Exercise goal: When you respond, write out each entry exactly as it stands.

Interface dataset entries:
----------

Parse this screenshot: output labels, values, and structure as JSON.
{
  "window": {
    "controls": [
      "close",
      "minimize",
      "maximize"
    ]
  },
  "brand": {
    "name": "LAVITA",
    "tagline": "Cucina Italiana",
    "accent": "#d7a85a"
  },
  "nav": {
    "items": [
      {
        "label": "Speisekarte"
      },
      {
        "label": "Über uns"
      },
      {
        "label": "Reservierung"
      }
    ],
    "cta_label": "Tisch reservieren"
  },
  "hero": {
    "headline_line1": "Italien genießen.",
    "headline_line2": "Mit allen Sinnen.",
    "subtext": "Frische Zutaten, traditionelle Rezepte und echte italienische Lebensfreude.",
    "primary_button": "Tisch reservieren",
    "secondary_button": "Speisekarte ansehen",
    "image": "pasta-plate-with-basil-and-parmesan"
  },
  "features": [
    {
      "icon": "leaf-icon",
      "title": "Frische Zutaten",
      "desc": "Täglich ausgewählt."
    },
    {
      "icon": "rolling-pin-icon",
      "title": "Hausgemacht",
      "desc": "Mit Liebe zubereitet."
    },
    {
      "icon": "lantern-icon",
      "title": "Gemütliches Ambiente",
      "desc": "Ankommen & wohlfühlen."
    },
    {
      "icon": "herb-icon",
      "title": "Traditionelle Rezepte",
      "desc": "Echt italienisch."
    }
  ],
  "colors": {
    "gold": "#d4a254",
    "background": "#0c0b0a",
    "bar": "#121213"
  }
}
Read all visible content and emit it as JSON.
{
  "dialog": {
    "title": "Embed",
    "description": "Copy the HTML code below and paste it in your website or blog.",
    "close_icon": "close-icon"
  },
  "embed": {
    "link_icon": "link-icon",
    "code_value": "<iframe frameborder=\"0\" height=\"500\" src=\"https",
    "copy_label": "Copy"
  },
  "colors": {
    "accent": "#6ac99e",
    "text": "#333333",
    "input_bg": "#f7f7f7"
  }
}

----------

Result of this task:
Parse this screenshot: output labels, values, and structure as JSON.
{
  "window": {
    "controls": [
      "close",
      "minimize",
      "maximize"
    ]
  },
  "brand": {
    "name": "LAVITA",
    "tagline": "Cucina Italiana",
    "accent": "#d7a85a"
  },
  "nav": {
    "items": [
      {
        "label": "Speisekarte"
      },
      {
        "label": "Über uns"
      },
      {
        "label": "Reservierung"
      }
    ],
    "cta_label": "Tisch reservieren"
  },
  "hero": {
    "headline_line1": "Italien genießen.",
    "headline_line2": "Mit allen Sinnen.",
    "subtext": "Frische Zutaten, traditionelle Rezepte und echte italienische Lebensfreude.",
    "primary_button": "Tisch reservieren",
    "secondary_button": "Speisekarte ansehen",
    "image": "pasta-plate-with-basil-and-parmesan"
  },
  "features": [
    {
      "icon": "leaf-icon",
      "title": "Frische Zutaten",
      "desc": "Täglich ausgewählt."
    },
    {
      "icon": "rolling-pin-icon",
      "title": "Hausgemacht",
      "desc": "Mit Liebe zubereitet."
    },
    {
      "icon": "lantern-icon",
      "title": "Gemütliches Ambiente",
      "desc": "Ankommen & wohlfühlen."
    },
    {
      "icon": "herb-icon",
      "title": "Traditionelle Rezepte",
      "desc": "Echt italienisch."
    }
  ],
  "colors": {
    "gold": "#d4a254",
    "background": "#0c0b0a",
    "bar": "#121213"
  }
}
Read all visible content and emit it as JSON.
{
  "dialog": {
    "title": "Embed",
    "description": "Copy the HTML code below and paste it in your website or blog.",
    "close_icon": "close-icon"
  },
  "embed": {
    "link_icon": "link-icon",
    "code_value": "<iframe frameborder=\"0\" height=\"500\" src=\"https",
    "copy_label": "Copy"
  },
  "colors": {
    "accent": "#6ac99e",
    "text": "#333333",
    "input_bg": "#f7f7f7"
  }
}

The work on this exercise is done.